[Data listing Boundary: Start]

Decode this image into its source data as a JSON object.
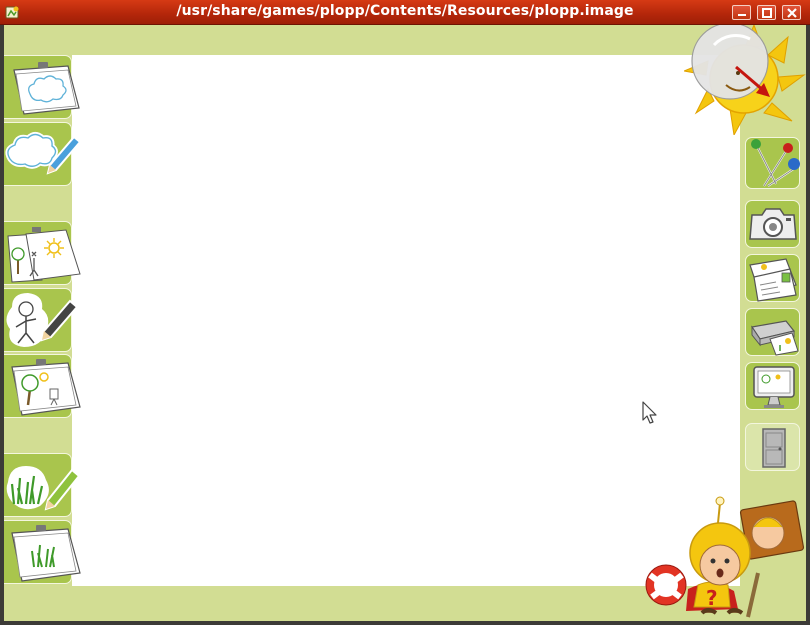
{
  "window": {
    "title": "/usr/share/games/plopp/Contents/Resources/plopp.image",
    "icon": "plopp-app-icon",
    "buttons": [
      "minimize",
      "maximize",
      "close"
    ]
  },
  "left_tools": [
    {
      "name": "cloud-page",
      "icon": "clipboard-cloud-icon"
    },
    {
      "name": "cloud-pencil",
      "icon": "cloud-pencil-icon"
    },
    {
      "name": "scene-pages",
      "icon": "scene-pages-icon"
    },
    {
      "name": "figure-pencil",
      "icon": "figure-pencil-icon"
    },
    {
      "name": "tree-page",
      "icon": "clipboard-tree-icon"
    },
    {
      "name": "grass-pencil",
      "icon": "grass-pencil-icon"
    },
    {
      "name": "grass-page",
      "icon": "clipboard-grass-icon"
    }
  ],
  "right_actions": [
    {
      "name": "pins",
      "icon": "pins-icon"
    },
    {
      "name": "camera",
      "icon": "camera-icon"
    },
    {
      "name": "postcard",
      "icon": "postcard-icon"
    },
    {
      "name": "printer",
      "icon": "printer-icon"
    },
    {
      "name": "monitor",
      "icon": "monitor-icon"
    },
    {
      "name": "door",
      "icon": "door-icon",
      "enabled": false
    }
  ],
  "colors": {
    "titlebar": "#c02f0e",
    "panel": "#d2dd93",
    "button": "#a9c54d",
    "canvas": "#ffffff"
  }
}
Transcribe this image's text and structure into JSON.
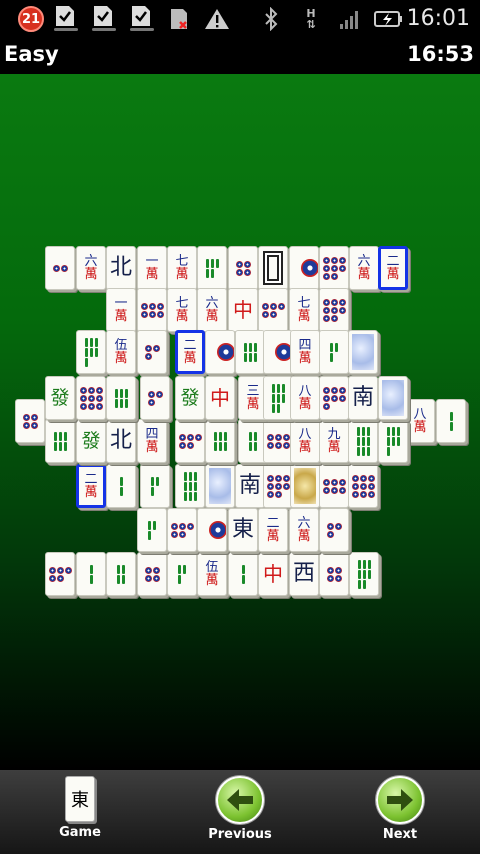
{
  "status_bar": {
    "notification_count": "21",
    "time": "16:01",
    "icons": [
      "notification-badge-icon",
      "task-done-icon",
      "task-done-icon",
      "task-done-icon",
      "sd-card-error-icon",
      "warning-icon",
      "bluetooth-icon",
      "hspa-data-icon",
      "signal-icon",
      "battery-charging-icon"
    ]
  },
  "game": {
    "level": "Easy",
    "timer": "16:53"
  },
  "tiles": [
    {
      "k": "dots",
      "n": 2
    },
    {
      "k": "char",
      "t": "六"
    },
    {
      "k": "wind",
      "t": "北"
    },
    {
      "k": "char",
      "t": "一"
    },
    {
      "k": "char",
      "t": "七"
    },
    {
      "k": "bam",
      "n": 5
    },
    {
      "k": "dots",
      "n": 4
    },
    {
      "k": "white",
      "t": "white-dragon"
    },
    {
      "k": "dots",
      "n": 1
    },
    {
      "k": "dots",
      "n": 8
    },
    {
      "k": "char",
      "t": "六"
    },
    {
      "k": "char",
      "t": "二",
      "sel": true
    },
    {
      "k": "char",
      "t": "一"
    },
    {
      "k": "dots",
      "n": 6
    },
    {
      "k": "char",
      "t": "七"
    },
    {
      "k": "char",
      "t": "六"
    },
    {
      "k": "red",
      "t": "中"
    },
    {
      "k": "dots",
      "n": 5
    },
    {
      "k": "char",
      "t": "七"
    },
    {
      "k": "dots",
      "n": 8
    },
    {
      "k": "bam",
      "n": 7
    },
    {
      "k": "char",
      "t": "伍"
    },
    {
      "k": "dots",
      "n": 3
    },
    {
      "k": "char",
      "t": "二",
      "sel": true
    },
    {
      "k": "dots",
      "n": 1
    },
    {
      "k": "bam",
      "n": 6
    },
    {
      "k": "dots",
      "n": 1
    },
    {
      "k": "char",
      "t": "四"
    },
    {
      "k": "bam",
      "n": 3
    },
    {
      "k": "flower",
      "t": "flower"
    },
    {
      "k": "green",
      "t": "發"
    },
    {
      "k": "dots",
      "n": 9
    },
    {
      "k": "bam",
      "n": 6
    },
    {
      "k": "dots",
      "n": 3
    },
    {
      "k": "green",
      "t": "發"
    },
    {
      "k": "red",
      "t": "中"
    },
    {
      "k": "char",
      "t": "三"
    },
    {
      "k": "bam",
      "n": 8
    },
    {
      "k": "char",
      "t": "八"
    },
    {
      "k": "dots",
      "n": 7
    },
    {
      "k": "wind",
      "t": "南"
    },
    {
      "k": "flower",
      "t": "flower"
    },
    {
      "k": "dots",
      "n": 4
    },
    {
      "k": "char",
      "t": "八"
    },
    {
      "k": "bam",
      "n": 2
    },
    {
      "k": "bam",
      "n": 6
    },
    {
      "k": "green",
      "t": "發"
    },
    {
      "k": "wind",
      "t": "北"
    },
    {
      "k": "char",
      "t": "四"
    },
    {
      "k": "dots",
      "n": 5
    },
    {
      "k": "bam",
      "n": 6
    },
    {
      "k": "bam",
      "n": 4
    },
    {
      "k": "dots",
      "n": 6
    },
    {
      "k": "char",
      "t": "八"
    },
    {
      "k": "char",
      "t": "九"
    },
    {
      "k": "bam",
      "n": 9
    },
    {
      "k": "bam",
      "n": 7
    },
    {
      "k": "char",
      "t": "二",
      "sel": true
    },
    {
      "k": "bam",
      "n": 2
    },
    {
      "k": "bam",
      "n": 3
    },
    {
      "k": "bam",
      "n": 9
    },
    {
      "k": "flower",
      "t": "flower"
    },
    {
      "k": "wind",
      "t": "南"
    },
    {
      "k": "dots",
      "n": 8
    },
    {
      "k": "flower",
      "t": "flower"
    },
    {
      "k": "dots",
      "n": 6
    },
    {
      "k": "dots",
      "n": 9
    },
    {
      "k": "bam",
      "n": 3
    },
    {
      "k": "dots",
      "n": 5
    },
    {
      "k": "dots",
      "n": 1
    },
    {
      "k": "wind",
      "t": "東"
    },
    {
      "k": "char",
      "t": "二"
    },
    {
      "k": "char",
      "t": "六"
    },
    {
      "k": "dots",
      "n": 3
    },
    {
      "k": "dots",
      "n": 5
    },
    {
      "k": "bam",
      "n": 2
    },
    {
      "k": "bam",
      "n": 4
    },
    {
      "k": "dots",
      "n": 4
    },
    {
      "k": "bam",
      "n": 3
    },
    {
      "k": "char",
      "t": "伍"
    },
    {
      "k": "bam",
      "n": 2
    },
    {
      "k": "red",
      "t": "中"
    },
    {
      "k": "wind",
      "t": "西"
    },
    {
      "k": "dots",
      "n": 4
    },
    {
      "k": "bam",
      "n": 8
    }
  ],
  "toolbar": {
    "game_label": "Game",
    "game_icon_glyph": "東",
    "previous_label": "Previous",
    "next_label": "Next"
  },
  "colors": {
    "selection": "#1433e6",
    "felt_top": "#0a7a10",
    "felt_bottom": "#000000"
  }
}
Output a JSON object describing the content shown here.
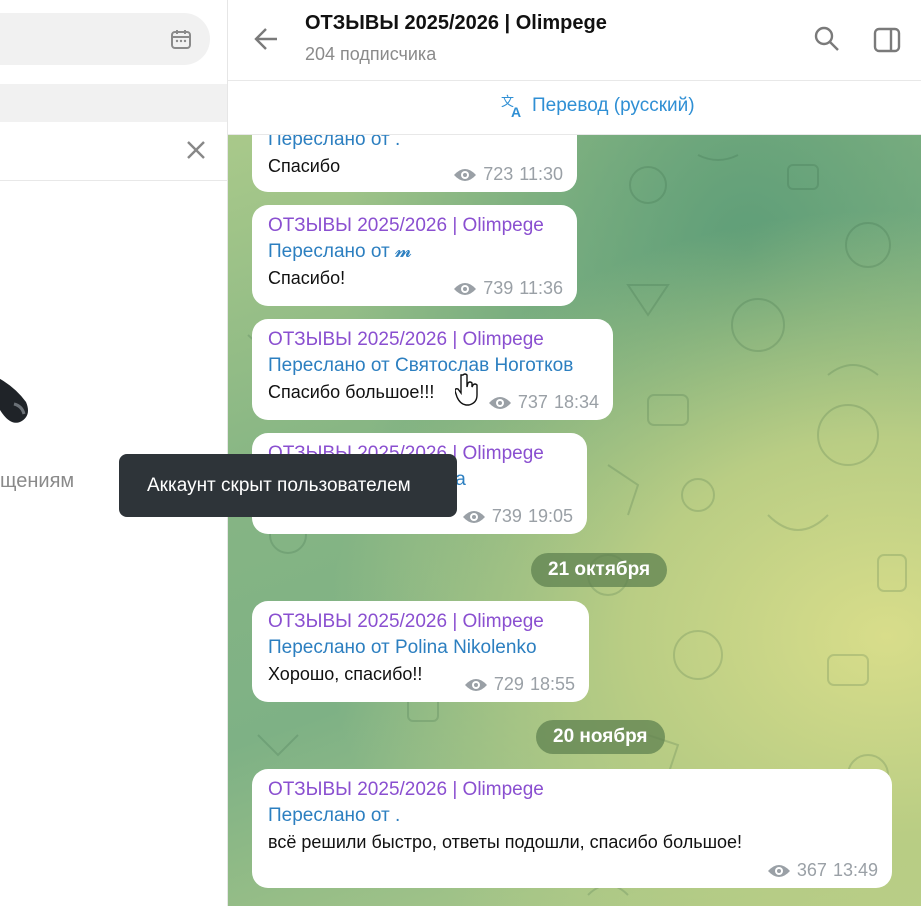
{
  "left": {
    "hint": "щениям"
  },
  "header": {
    "title": "ОТЗЫВЫ 2025/2026 | Olimpege",
    "subtitle": "204 подписчика"
  },
  "translate": {
    "label": "Перевод (русский)"
  },
  "messages": [
    {
      "source": "",
      "forwarded": "Переслано от .",
      "text": "Спасибо",
      "views": "723",
      "time": "11:30"
    },
    {
      "source": "ОТЗЫВЫ 2025/2026 | Olimpege",
      "forwarded": "Переслано от 𝓶",
      "text": "Спасибо!",
      "views": "739",
      "time": "11:36"
    },
    {
      "source": "ОТЗЫВЫ 2025/2026 | Olimpege",
      "forwarded": "Переслано от Святослав Ноготков",
      "text": "Спасибо большое!!!",
      "views": "737",
      "time": "18:34"
    },
    {
      "source": "ОТЗЫВЫ 2025/2026 | Olimpege",
      "forwarded": "Переслано от Татьяна",
      "text": "Спасибо большое",
      "views": "739",
      "time": "19:05"
    },
    {
      "source": "ОТЗЫВЫ 2025/2026 | Olimpege",
      "forwarded": "Переслано от Polina Nikolenko",
      "text": "Хорошо, спасибо!!",
      "views": "729",
      "time": "18:55"
    },
    {
      "source": "ОТЗЫВЫ 2025/2026 | Olimpege",
      "forwarded": "Переслано от .",
      "text": "всё решили быстро, ответы подошли, спасибо большое!",
      "views": "367",
      "time": "13:49"
    }
  ],
  "dates": [
    "21 октября",
    "20 ноября"
  ],
  "tooltip": "Аккаунт скрыт пользователем",
  "colors": {
    "accent": "#2f8fd4",
    "channel_name": "#8a4fd0",
    "forwarded": "#2c7fc0"
  }
}
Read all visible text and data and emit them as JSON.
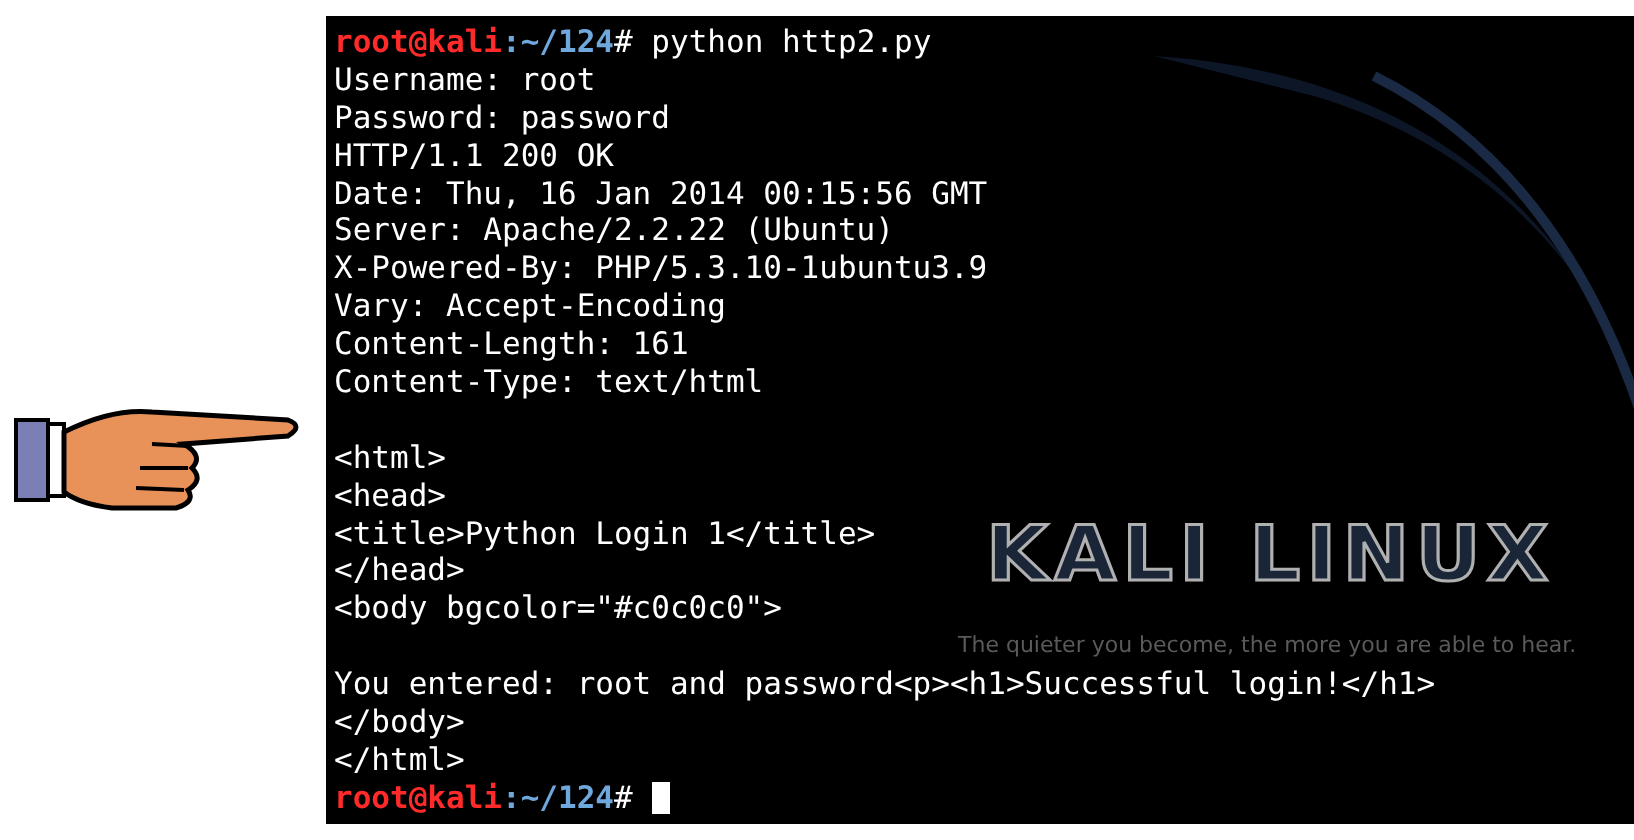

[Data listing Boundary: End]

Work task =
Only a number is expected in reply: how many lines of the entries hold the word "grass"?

Exercise response =
4